While I still loathe myself for wearing my heart on my sleeve at the best of times, I’ve come to accept the rollercoaster that I am.
Without it I wouldn’t be me.
While the journey of life is one we must walk alone, it helps to seek out companions along the way.
Special souls that make us better, less judgmental and grateful for the things we have.
Surround yourself with people that make every day lighter and brighter.
People that help you savour the little things.
“It’s not quite there yet.”
I’ve been struggling to accept the fact that much of my creative output continues to meet the above phrase.
After digesting Ryan Holliday’s latest blog post today, it helped shed light on my gatekeeper complex.
As much as rejection hurts, it forces you to grow stronger, to dig a little deeper in search of the truth.
Never stop striving.
I came across this amazing quote in a tell-all interview with the Queen of TV Soul in a recent Hollywood Reporter.
It really hit home. Mostly because I’ve ignored advice like this for much of my life.
It takes guts to not talk down to friends and colleagues. To instead put ourselves in their shoes.
Compassion goes a long way to healing open wounds.
We’ve all had those special moments.
We might be one of thousands cheering at a football game, a head in the crowd at a live show or celebrating with friends at a packed restaurant or bar.
A feeling sweeps over you as you look around you. Something you can’t describe but that you feel all the same.
The knowledge that you belong to something greater.
Sure, you don’t know these strangers from a bar of soap but deep down you know that each and every one of them has hopes, dreams and fears. Just like you.
That’s love. That’s real.
We can all reach this point on a daily basis. We just need to be willing to remove our armour. To display our vulnerabilities to the world.
This is how we grow together.
This is how we build a more compassionate world.
I came across this Times Magazine supplement over the weekend featuring an interview with Wanda Sykes.
I first came across Sykes in the noughties on Curb Your Enthusiasm, one of my all-time favourite situational comedies.
While I was a fan of her comedic timing (watch her roast Pres. Obama at the ’09 Correspondents dinner) Sykes’ personal life left me with much to chew over.
Sykes, a middle-aged African American woman, has confronted her sexuality with genuine honesty and confessed to her own personal and professional missteps

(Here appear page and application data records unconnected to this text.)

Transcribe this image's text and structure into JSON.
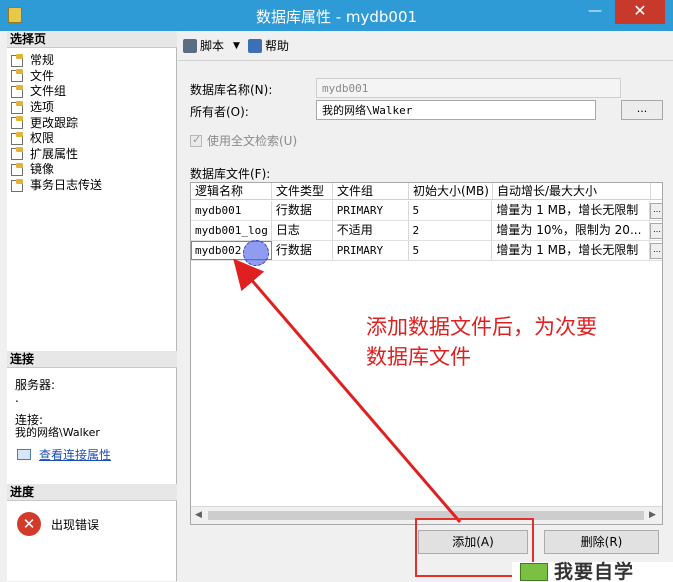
{
  "window": {
    "title": "数据库属性 - mydb001",
    "min_glyph": "—",
    "close_glyph": "✕"
  },
  "left": {
    "select_page_header": "选择页",
    "pages": [
      "常规",
      "文件",
      "文件组",
      "选项",
      "更改跟踪",
      "权限",
      "扩展属性",
      "镜像",
      "事务日志传送"
    ],
    "connection_header": "连接",
    "server_label": "服务器:",
    "server_value": ".",
    "connection_label": "连接:",
    "connection_value": "我的网络\\Walker",
    "view_connection_link": "查看连接属性",
    "progress_header": "进度",
    "progress_status": "出现错误",
    "error_glyph": "✕"
  },
  "toolbar": {
    "script_label": "脚本",
    "help_label": "帮助"
  },
  "form": {
    "db_name_label": "数据库名称(N):",
    "db_name_value": "mydb001",
    "owner_label": "所有者(O):",
    "owner_value": "我的网络\\Walker",
    "browse_label": "...",
    "fulltext_label": "使用全文检索(U)",
    "db_files_label": "数据库文件(F):"
  },
  "grid": {
    "headers": [
      "逻辑名称",
      "文件类型",
      "文件组",
      "初始大小(MB)",
      "自动增长/最大大小"
    ],
    "rows": [
      {
        "name": "mydb001",
        "type": "行数据",
        "group": "PRIMARY",
        "size": "5",
        "growth": "增量为 1 MB，增长无限制"
      },
      {
        "name": "mydb001_log",
        "type": "日志",
        "group": "不适用",
        "size": "2",
        "growth": "增量为 10%，限制为 20..."
      },
      {
        "name": "mydb002",
        "type": "行数据",
        "group": "PRIMARY",
        "size": "5",
        "growth": "增量为 1 MB，增长无限制"
      }
    ]
  },
  "buttons": {
    "add": "添加(A)",
    "remove": "删除(R)"
  },
  "annotation": {
    "line1": "添加数据文件后，为次要",
    "line2": "数据库文件",
    "color": "#e02020"
  },
  "watermark": {
    "text": "我要自学"
  }
}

When we air our dirty laundry, we begin to sleep a whole lot better.
I. M. Pei, the legendary Chinese-American architect passed away last week at the age of 102.
I came upon this beautiful obituary and found myself marveling at Pei’s incredible career. Here was a man that dreamed big dreams and cultivated a reputation that afforded him the opportunity to realize them.

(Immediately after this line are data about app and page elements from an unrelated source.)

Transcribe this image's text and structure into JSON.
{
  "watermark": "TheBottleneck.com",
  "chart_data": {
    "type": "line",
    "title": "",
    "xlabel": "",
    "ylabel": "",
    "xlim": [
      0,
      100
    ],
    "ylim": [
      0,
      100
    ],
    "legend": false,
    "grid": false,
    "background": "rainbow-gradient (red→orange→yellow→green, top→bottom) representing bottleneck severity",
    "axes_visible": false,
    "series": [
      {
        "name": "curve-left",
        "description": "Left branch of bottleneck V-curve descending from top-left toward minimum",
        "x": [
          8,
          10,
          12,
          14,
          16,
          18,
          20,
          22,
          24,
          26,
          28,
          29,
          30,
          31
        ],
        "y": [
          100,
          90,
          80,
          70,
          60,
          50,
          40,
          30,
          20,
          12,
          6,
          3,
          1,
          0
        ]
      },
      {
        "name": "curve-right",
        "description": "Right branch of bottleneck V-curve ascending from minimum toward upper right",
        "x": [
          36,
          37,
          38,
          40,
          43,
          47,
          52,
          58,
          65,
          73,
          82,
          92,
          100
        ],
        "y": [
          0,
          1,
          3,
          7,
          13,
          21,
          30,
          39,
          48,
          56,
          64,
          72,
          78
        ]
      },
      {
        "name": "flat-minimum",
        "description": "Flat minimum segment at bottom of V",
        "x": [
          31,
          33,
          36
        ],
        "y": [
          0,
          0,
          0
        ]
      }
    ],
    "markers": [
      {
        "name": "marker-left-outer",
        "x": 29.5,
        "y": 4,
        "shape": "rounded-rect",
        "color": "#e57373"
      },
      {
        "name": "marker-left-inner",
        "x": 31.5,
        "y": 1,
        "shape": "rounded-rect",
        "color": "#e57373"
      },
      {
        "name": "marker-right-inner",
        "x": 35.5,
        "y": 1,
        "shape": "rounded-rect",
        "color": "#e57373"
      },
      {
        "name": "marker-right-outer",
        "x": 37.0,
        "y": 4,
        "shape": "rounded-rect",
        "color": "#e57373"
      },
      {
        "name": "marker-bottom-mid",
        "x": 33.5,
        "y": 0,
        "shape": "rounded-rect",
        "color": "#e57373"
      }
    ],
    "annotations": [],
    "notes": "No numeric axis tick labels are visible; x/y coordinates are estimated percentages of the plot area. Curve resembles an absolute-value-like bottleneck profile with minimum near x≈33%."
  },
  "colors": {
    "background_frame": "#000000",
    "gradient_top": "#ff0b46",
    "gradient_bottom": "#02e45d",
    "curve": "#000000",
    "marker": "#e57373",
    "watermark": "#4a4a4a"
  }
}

I. M. Pei put his passions front and center and stuck his neck on the line in service to his dreams.
That’s something we can all get behind.
My lady shared this great little podcast with David Brooks, the NYTimes columnist, in conversation with Tina Brown.

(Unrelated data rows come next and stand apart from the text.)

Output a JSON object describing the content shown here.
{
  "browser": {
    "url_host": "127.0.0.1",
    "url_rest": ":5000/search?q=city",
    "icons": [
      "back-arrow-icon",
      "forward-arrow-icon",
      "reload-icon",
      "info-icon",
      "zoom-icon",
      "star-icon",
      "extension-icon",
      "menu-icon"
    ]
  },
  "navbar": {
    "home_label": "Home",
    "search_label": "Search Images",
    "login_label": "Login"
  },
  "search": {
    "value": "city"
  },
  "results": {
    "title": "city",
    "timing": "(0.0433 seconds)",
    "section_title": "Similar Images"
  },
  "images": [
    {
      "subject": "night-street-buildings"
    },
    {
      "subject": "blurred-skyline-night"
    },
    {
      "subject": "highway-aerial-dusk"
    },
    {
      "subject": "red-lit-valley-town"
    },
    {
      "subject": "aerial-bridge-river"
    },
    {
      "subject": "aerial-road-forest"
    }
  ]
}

The former Vanity Fair editor quizzes Brooks’ on his new book The Second Mountain: The Quest For A Moral Life whose central theme got me all excited.
There are two mountains in life:
The one we grow up climbing, be it your dream job &/or the Kodak family.
The other being the one that lies within the depths of our soul.
For most of us, this second mountain shows itself in the wake of trauma. Following the loss of someone special or an unfortunate health diagnosis.
In order to reach our true potential we need to have the strength to venture down into the valley and listen to the silence.
Then we need to lace up our hiking boots and start climbing.
I came across this little video of David Bowie from the late nineties (how about that carrot top!) and his humble advice to aspiring artists.
It’s all too easy to succumb to the pressures of our peers and associates, to deliver work that satisfies the standards of the day.
Yet every time we do so we poison our inner voice, the one that yearns to reach for the stars.
When we slip and graze a knee it doesn’t help to pretend otherwise.
Owning up to our foibles is how we become better at life.